A man has been arrested after a video of him emerged on a train shouting homophobic slurs and threatening commuters for being gay.
The incident occurred after Brighton Pride as festival goers made their way home on a train bound for London.
Freelance journalist Benjamin Butterworth partially captured the incident on video and posted it on Twitter. He wrote:
On train back from @PrideBerighton, a man threatened to pull a knife on me and others and stab us for being gay. He called us peadophiles [sic] and dirty and shouted gay people need to all be killed. The video is a fraction of what he said, as was too scared & shaken to film.
Butterworth told indy100 that the unnamed man got on the train between Brighton and London, and he ‘started shouting homophobic abuse’.
I was basically asleep. This guy got on and started shouting ‘faggot’ and ‘puff’ and ‘pervert’.
It was all unprovoked, people weren’t awake.
The incident, Butterworth said, lasted approximately half an hour.
He said he had a knife and he was going to stab every gay person on the train. He said ‘gay people deserve to be rounded up and killed’ and told someone ‘if I stab you, it’s self-defence.’
Eventually, the emergency alarm was pulled, and two stations later he was removed from the train in handcuffs.

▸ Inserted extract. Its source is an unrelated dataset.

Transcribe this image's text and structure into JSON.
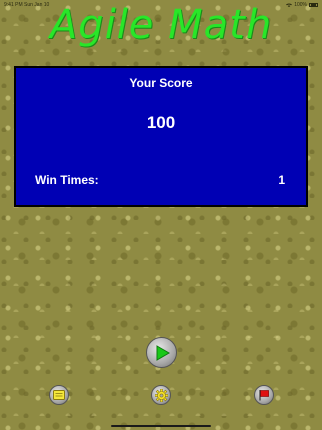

If that happened to vulnerable people it could do serious damage. [The incident] happened in two of the most liberal and diverse places in the country and still this man felt confident.

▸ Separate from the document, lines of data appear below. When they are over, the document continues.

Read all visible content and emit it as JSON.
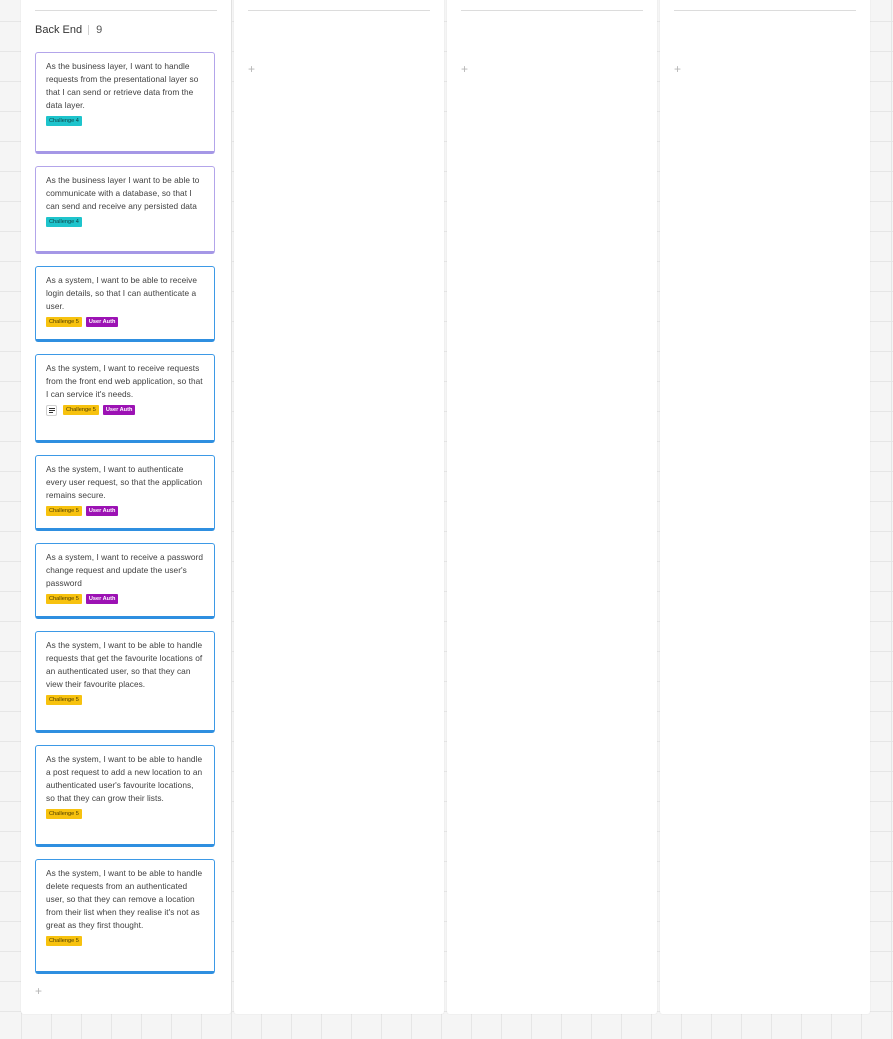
{
  "column": {
    "title": "Back End",
    "count": "9",
    "add_symbol": "+"
  },
  "empty_columns": [
    {
      "add_symbol": "+"
    },
    {
      "add_symbol": "+"
    },
    {
      "add_symbol": "+"
    }
  ],
  "tag_colors": {
    "Challenge 4": "#1ec4cc",
    "Challenge 5": "#f7c20f",
    "User Auth": "#9c12b4"
  },
  "cards": [
    {
      "text": "As the business layer, I want to handle requests from the presentational layer so that I can send  or retrieve data from the data layer.",
      "tags": [
        {
          "label": "Challenge 4",
          "color": "cyan"
        }
      ]
    },
    {
      "text": "As the business layer I want to be able to communicate with a database, so that I can send and receive any persisted data",
      "tags": [
        {
          "label": "Challenge 4",
          "color": "cyan"
        }
      ]
    },
    {
      "text": "As a system, I want to be able to receive login details, so that I can authenticate a user.",
      "tags": [
        {
          "label": "Challenge 5",
          "color": "yellow"
        },
        {
          "label": "User Auth",
          "color": "purple"
        }
      ]
    },
    {
      "text": "As the system, I want to receive requests from the front end web application, so that I can service it's needs.",
      "has_note": true,
      "tags": [
        {
          "label": "Challenge 5",
          "color": "yellow"
        },
        {
          "label": "User Auth",
          "color": "purple"
        }
      ]
    },
    {
      "text": "As the system, I want to authenticate every user request, so that the application remains secure.",
      "tags": [
        {
          "label": "Challenge 5",
          "color": "yellow"
        },
        {
          "label": "User Auth",
          "color": "purple"
        }
      ]
    },
    {
      "text": "As a system, I want to receive a password change request and update the user's password",
      "tags": [
        {
          "label": "Challenge 5",
          "color": "yellow"
        },
        {
          "label": "User Auth",
          "color": "purple"
        }
      ]
    },
    {
      "text": "As the system, I want to be able to handle requests that get the favourite locations of an authenticated user, so that they can view their favourite places.",
      "tags": [
        {
          "label": "Challenge 5",
          "color": "yellow"
        }
      ]
    },
    {
      "text": "As the system, I want to be able to handle a post request to add a new location to an authenticated user's favourite locations, so that they can grow their lists.",
      "tags": [
        {
          "label": "Challenge 5",
          "color": "yellow"
        }
      ]
    },
    {
      "text": "As the system, I want to be able to handle delete requests from an authenticated user, so that they can remove a location from their list when they realise it's not as great as they first thought.",
      "tags": [
        {
          "label": "Challenge 5",
          "color": "yellow"
        }
      ]
    }
  ]
}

This can happen anywhere in the country.
British Transport Police released a statement regarding the incident:
We are aware of a video on social media which appears to show a man making homophobic comments towards passengers on a train.
We were called at 5:53 on Sunday following reports of homophobic abuse towards passengers. Officers met the train and a 28-year-old man was arrested for a public order offence.
The man in question has been released under investigation as officers review the footage to establish the ‘full circumstances’ of the incident.
Despite the frightening experience, Butterworth thought the reactions to his post were ‘comforting’.
Homophobia can affect straight people too. He just made an assumption based on how people looked.
‘There was a great sense of solidarity [on the train],’ he added.